The political debate over the Ukraine has become increasingly polarised and extreme. You can get a sense of this in The Guardian and Telegraph where debates are either for or against Russia. Some articles are possible to comment but there is very little understanding between pro-Russian and anti-Russian. There is no dialogue, only “for” and “against” endlessly repeated by readers. It makes dreary reading. I am sure everyone recognises this. I wonder in the end why anyone bothers to contribute. It becomes a sort of posturing. See the work of George Herbert Mead and taking the role of the other, for an insight into what is missing in such posturing.
We subscribe to Dagens Nyheter three days a week, Fridays to Sundays. I am often surprised and impressed at how this Liberal Independent newspaper manages to keep a reasonable balance between differing views, at the same time as it is clearly against the Russian position.

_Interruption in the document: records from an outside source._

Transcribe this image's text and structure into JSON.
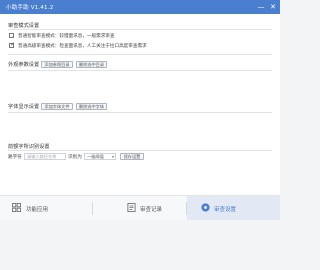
{
  "window": {
    "title": "小助手助 V1.41.2",
    "minimize_label": "—",
    "close_label": "✕"
  },
  "sections": {
    "mode": {
      "title": "审查模式设置",
      "options": [
        {
          "label": "普通智能审查模式：较慢面讯息，一般需求审查",
          "checked": false
        },
        {
          "label": "普通高级审查模式：检查面讯息，人工关注于拉口高度审查需求",
          "checked": true
        }
      ]
    },
    "appearance": {
      "title": "外观参数设置",
      "buttons": [
        "添加参照目录",
        "删除选中目录"
      ]
    },
    "font": {
      "title": "字体显示设置",
      "buttons": [
        "添加字体文件",
        "删除选中字体"
      ]
    },
    "shared": {
      "title": "前额字所识别设置",
      "row_label": "路字符",
      "input_placeholder": "请输入路径名称",
      "mid_label": "识别为",
      "select_value": "一级阈值",
      "save_label": "保存设置"
    }
  },
  "tabs": [
    {
      "label": "功能应用",
      "active": false
    },
    {
      "label": "审查记录",
      "active": false
    },
    {
      "label": "审查设置",
      "active": true
    }
  ],
  "colors": {
    "accent": "#4a7fd0",
    "titlebar": "#4a7fd0",
    "active_tab_bg": "#e2e9f4"
  }
}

One writer who is impressive in this way is Richard Swartz. His background is interesting as it is so cosmopolitan. He is Swedish, studied at Charles University in Prague 1970-72, is married to a Croat author and journalist, and since 1976 lives in Vienna where he is well-placed to be, as it is where West Europe meets Central Europe. He has published books in Swedish on East Europe. I always read his Column in Dagens Nyheter. This post concerns his piece in the 15 March issue entitled “Rysslands geopolitiska mardröm” (Russia’s Geopolitical Nightmare).
Below I give a very rough translation of his main line of thought concerning Russia and Ukraine. But I urged that anyone who knows Swedish should read the original!

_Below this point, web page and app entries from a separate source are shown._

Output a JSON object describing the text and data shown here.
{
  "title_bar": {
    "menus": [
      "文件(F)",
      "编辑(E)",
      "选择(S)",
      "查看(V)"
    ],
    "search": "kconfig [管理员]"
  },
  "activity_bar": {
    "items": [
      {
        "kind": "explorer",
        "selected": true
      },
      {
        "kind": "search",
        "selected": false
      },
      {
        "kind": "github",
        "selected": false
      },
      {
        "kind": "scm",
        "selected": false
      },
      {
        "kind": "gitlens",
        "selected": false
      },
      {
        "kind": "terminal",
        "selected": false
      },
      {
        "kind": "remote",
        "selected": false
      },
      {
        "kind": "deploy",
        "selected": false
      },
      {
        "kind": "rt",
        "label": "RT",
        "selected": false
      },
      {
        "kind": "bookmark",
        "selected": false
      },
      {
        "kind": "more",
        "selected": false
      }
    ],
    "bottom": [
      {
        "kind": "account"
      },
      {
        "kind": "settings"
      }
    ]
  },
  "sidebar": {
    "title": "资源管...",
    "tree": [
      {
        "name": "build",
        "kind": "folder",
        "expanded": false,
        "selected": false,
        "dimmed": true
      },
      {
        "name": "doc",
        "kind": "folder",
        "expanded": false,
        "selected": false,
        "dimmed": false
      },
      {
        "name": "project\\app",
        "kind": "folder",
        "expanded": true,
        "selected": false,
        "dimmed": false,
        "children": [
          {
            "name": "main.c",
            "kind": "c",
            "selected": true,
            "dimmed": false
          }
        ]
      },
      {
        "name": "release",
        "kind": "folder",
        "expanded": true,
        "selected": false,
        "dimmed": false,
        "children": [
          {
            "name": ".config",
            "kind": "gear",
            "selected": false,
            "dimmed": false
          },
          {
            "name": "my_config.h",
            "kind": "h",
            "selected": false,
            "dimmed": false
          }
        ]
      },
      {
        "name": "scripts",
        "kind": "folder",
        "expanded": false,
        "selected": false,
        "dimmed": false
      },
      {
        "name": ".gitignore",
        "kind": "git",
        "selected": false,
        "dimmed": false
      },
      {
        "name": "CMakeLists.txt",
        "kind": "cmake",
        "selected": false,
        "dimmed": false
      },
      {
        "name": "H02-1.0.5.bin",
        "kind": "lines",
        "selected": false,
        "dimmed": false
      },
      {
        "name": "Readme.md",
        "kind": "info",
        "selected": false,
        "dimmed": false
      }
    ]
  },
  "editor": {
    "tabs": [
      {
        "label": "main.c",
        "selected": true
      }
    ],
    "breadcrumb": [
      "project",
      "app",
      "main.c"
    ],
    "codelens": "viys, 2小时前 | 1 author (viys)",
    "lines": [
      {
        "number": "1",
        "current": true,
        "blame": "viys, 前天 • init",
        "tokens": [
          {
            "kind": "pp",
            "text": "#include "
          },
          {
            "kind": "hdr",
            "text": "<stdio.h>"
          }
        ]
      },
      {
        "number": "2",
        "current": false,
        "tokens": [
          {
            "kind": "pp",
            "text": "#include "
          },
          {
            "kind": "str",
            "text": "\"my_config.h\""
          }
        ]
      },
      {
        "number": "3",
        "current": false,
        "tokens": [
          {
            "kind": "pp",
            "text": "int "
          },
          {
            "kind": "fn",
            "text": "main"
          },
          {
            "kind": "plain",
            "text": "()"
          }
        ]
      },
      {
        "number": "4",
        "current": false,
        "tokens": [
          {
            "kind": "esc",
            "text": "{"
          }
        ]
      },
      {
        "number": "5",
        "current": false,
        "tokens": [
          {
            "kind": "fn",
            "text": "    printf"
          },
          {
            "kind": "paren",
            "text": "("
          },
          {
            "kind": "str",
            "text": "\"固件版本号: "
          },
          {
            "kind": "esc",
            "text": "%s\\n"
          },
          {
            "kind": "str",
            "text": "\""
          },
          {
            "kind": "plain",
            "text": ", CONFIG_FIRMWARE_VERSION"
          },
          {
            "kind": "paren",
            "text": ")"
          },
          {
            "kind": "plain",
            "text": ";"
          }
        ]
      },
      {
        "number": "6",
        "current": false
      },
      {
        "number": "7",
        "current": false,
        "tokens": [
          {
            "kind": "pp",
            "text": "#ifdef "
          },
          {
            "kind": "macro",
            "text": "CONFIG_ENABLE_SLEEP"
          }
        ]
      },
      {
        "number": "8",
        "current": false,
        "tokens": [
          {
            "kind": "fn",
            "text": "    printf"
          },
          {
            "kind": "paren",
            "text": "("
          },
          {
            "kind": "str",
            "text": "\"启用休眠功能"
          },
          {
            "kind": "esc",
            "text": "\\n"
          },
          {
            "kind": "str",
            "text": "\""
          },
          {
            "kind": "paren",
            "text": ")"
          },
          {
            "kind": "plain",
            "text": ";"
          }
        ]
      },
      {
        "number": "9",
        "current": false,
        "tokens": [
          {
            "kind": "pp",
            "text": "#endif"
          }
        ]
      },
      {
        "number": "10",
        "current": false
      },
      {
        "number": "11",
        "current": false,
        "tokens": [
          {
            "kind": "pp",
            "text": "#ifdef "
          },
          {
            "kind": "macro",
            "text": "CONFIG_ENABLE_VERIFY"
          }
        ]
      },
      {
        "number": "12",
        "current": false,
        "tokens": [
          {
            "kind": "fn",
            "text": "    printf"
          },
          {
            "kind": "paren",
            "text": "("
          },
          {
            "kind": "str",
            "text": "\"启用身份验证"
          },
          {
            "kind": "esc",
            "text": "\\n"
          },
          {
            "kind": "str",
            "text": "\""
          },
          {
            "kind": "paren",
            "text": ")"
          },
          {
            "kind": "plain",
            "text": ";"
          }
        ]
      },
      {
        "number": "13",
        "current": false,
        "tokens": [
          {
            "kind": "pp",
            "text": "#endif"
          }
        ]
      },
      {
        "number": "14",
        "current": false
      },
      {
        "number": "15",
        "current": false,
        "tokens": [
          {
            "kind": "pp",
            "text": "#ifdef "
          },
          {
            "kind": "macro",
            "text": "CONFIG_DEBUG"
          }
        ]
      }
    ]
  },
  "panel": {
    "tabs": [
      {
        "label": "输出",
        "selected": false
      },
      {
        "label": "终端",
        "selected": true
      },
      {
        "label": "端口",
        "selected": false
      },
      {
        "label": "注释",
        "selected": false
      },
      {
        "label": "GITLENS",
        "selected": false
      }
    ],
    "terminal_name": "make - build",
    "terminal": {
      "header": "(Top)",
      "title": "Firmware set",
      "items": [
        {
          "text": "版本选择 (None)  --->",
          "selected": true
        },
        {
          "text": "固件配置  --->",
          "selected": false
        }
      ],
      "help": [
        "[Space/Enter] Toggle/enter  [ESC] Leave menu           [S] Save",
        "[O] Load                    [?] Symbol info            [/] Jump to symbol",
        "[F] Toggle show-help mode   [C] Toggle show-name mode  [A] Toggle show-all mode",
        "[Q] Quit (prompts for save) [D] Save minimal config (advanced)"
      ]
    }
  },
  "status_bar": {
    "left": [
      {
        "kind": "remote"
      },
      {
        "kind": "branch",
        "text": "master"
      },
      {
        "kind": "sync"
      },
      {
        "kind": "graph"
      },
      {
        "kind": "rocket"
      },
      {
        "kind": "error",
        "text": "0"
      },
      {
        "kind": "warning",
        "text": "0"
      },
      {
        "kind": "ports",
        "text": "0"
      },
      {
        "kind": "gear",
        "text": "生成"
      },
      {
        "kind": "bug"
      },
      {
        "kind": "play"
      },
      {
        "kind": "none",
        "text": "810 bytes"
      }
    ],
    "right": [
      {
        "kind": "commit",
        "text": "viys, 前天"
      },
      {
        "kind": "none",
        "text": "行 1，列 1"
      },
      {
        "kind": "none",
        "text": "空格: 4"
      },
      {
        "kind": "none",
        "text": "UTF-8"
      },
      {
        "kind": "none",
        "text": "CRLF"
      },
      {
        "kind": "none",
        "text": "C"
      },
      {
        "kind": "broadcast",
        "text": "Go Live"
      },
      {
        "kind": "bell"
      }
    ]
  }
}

A rough translation: Richard Swartz starts with the position I described in my post in jimsresearchnotes of 4 years ago, where Russian power is waning while that of NATO and the EU/USA (in combination) are waxing: the new EU and its embroilment in Global Ostpolitik. Russia stands with its back to the wall, and its fear of encirclement and invasion has been a standing fear, going back to the time of the Tatars invasion, Greater Poland, Napoleon and most recently Hitler. He continues to say that it is all too easy for EU and NATO to be understood as new, albeit more mild, variants of the classic threat.
Russia has noted that elsewhere in East Europe, membership in NATO has followed on from membership in the EU. But with the Russian Black Sea Fleet in Ukraine is in many respects considered contradictio in adjecto.
Swartz make it clear that this cannot justify Russian aggression against Ukraine, but how was it possible that these Russian fears had been forgotten? Did people believe that these phobia had disappeared with the end of the Soviet Union? It is just not possible that Moscow’s reaction to the Ukrainian crisis came as a surprise, especially after Georgia in 2008.
So Russian aggression against Crimea has to be understood as a sign of weakness rather than strength, almost a sign of desperation: “This far but no further!” But just as Russia cannot afford to keep Ukraine as a colony, the EU cannot afford it either. Ukraine is far too large, far too ethnically divided far too poor and far too underdeveloped.
Some maintain that we must stand for our democratic values and beliefs in Ukraine as elsewhere. But politics is the art of the possible, and even if Russian interests could be secured in Ukraine, that country is not a Finland. So Finland outside NATO while being democratic and economically integrated in the West could be accepted by Russia. Ukraine is quite simply too big and Putin needs it for his Eurasian Union. So “either-or” appears to be the what applies.
This all bodes ill for a political solution.”
Here I end my discussion of Ukraine on this site. Any further discussion of Russia-Ukraine relations and issues will be taken up in a wider discussion of the EU as a Ramshackle Empire, blundering from one crisis to the next. The website is under construction and is called EU: the Ramshackle Empire.